How on earth would a camless engine work, then? “The reason you have a four-valve cylinder head instead of a two-valve is so it can breathe freely on high rpm for more power, but that’s counteracting your efforts at low rpm, because you get less speed through bigger ports and less turbulence and poorer distribution.
“The first thing is to shut off two valves. Then if you get rid of the throttle body - because you can throttle with the valves - you can open them a little or a lot, you get better response than butterflies on an intake tract, because you’re in the combustion engine.
“Thirdly you can shut off cylinders completely like Audi is doing, but you don’t have to choose just two to do it. And fourth, you can have any valve timing you want - a diesel-like character, or an F1-type character because you have no restriction whatsoever in cam profile,” he said. So that’s all clear, then.
Christian told TG he’s been developing the tech for almost 14 years now, and has a team of eight people who’ve been working on it full time for the last few years. “It’s getting ready for fruition, but not only in Koenigsegg. We’re working with a couple of large OEMs and looking to implement it.

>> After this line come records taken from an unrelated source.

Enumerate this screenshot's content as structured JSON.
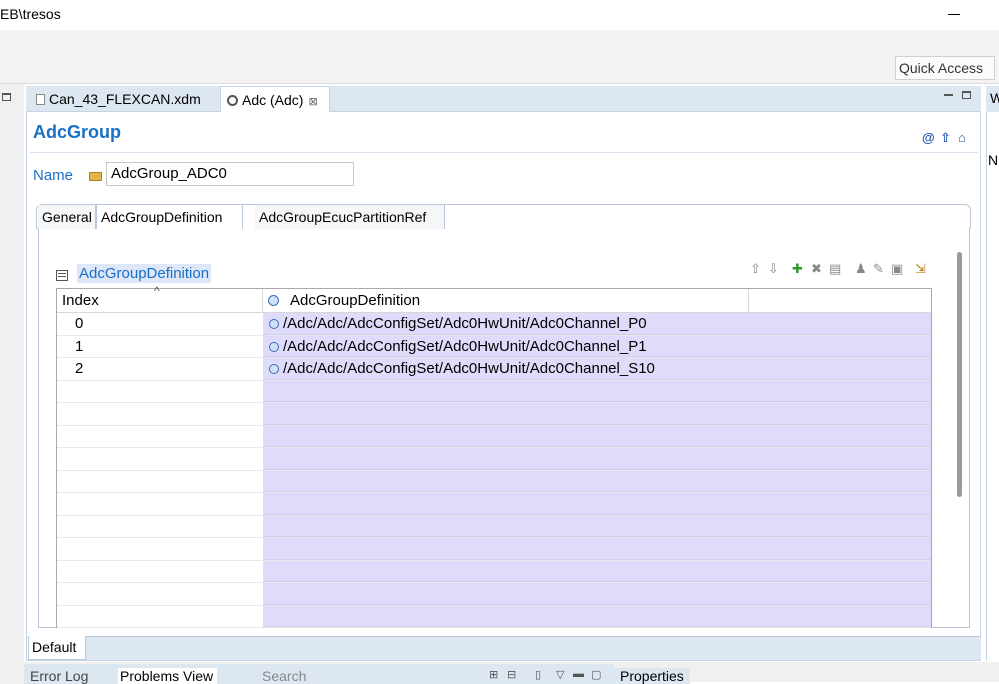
{
  "window": {
    "title": "EB\\tresos"
  },
  "toolbar": {
    "quick_access": "Quick Access"
  },
  "editor_tabs": [
    {
      "label": "Can_43_FLEXCAN.xdm",
      "icon": "document-icon"
    },
    {
      "label": "Adc (Adc)",
      "icon": "module-icon",
      "close": "⊠"
    }
  ],
  "page": {
    "title": "AdcGroup",
    "name_label": "Name",
    "name_value": "AdcGroup_ADC0"
  },
  "inner_tabs": [
    "General",
    "AdcGroupDefinition",
    "AdcGroupEcucPartitionRef"
  ],
  "section": {
    "title": "AdcGroupDefinition"
  },
  "table": {
    "columns": [
      "Index",
      "AdcGroupDefinition"
    ],
    "rows": [
      {
        "index": "0",
        "value": "/Adc/Adc/AdcConfigSet/Adc0HwUnit/Adc0Channel_P0"
      },
      {
        "index": "1",
        "value": "/Adc/Adc/AdcConfigSet/Adc0HwUnit/Adc0Channel_P1"
      },
      {
        "index": "2",
        "value": "/Adc/Adc/AdcConfigSet/Adc0HwUnit/Adc0Channel_S10"
      }
    ]
  },
  "bottom_tab": "Default",
  "bottom_views": [
    "Error Log",
    "Problems View",
    "Search",
    "Properties"
  ],
  "right_view": {
    "tab_letter": "W",
    "label_letter": "N"
  }
}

“Definitely within the next couple of years, you’ll see it,” he added. He does this all because, he tells TG, he’s ‘an engine guy’; “I love developing this stuff.”

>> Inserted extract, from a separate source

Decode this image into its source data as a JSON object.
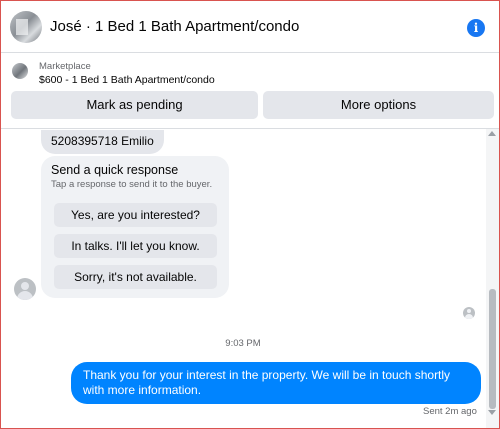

He’s an engine guy, but also one who enjoys creating monsters. That super-exclusive One:1 - the 1340bhp hypercar - is preparing for a run at the Nürburgring’s ultimate lap record later this summer, once the weather’s cleared up. “We are ready to go,” Christian said, “and as soon as the weather permits we’ll be at the ‘Ring regularly.”
Racing, however, isn’t his overall goal, despite the clear LMP1 references in the One:1. “We actually built a car called the CCGT about five or six years ago which was a GT1 car, and we had that as a weekend project for about three years. But just when the car was finished they changed the regulations - we needed 350 cars a year in order to participate in the GT1 class, and then they scrapped it altogether,” he said.
“Now you have the ‘balance of performance’ regs, which means we won’t be any faster than a Porsche GT3, for example. It costs three times as much as the Porsche with more expensive parts, so it doesn’t make a lot of sense for us, unless they create a category for something like this.
“But ultimately, we would love to race.”
Now, hands up who’d want to see that Koenigsegg?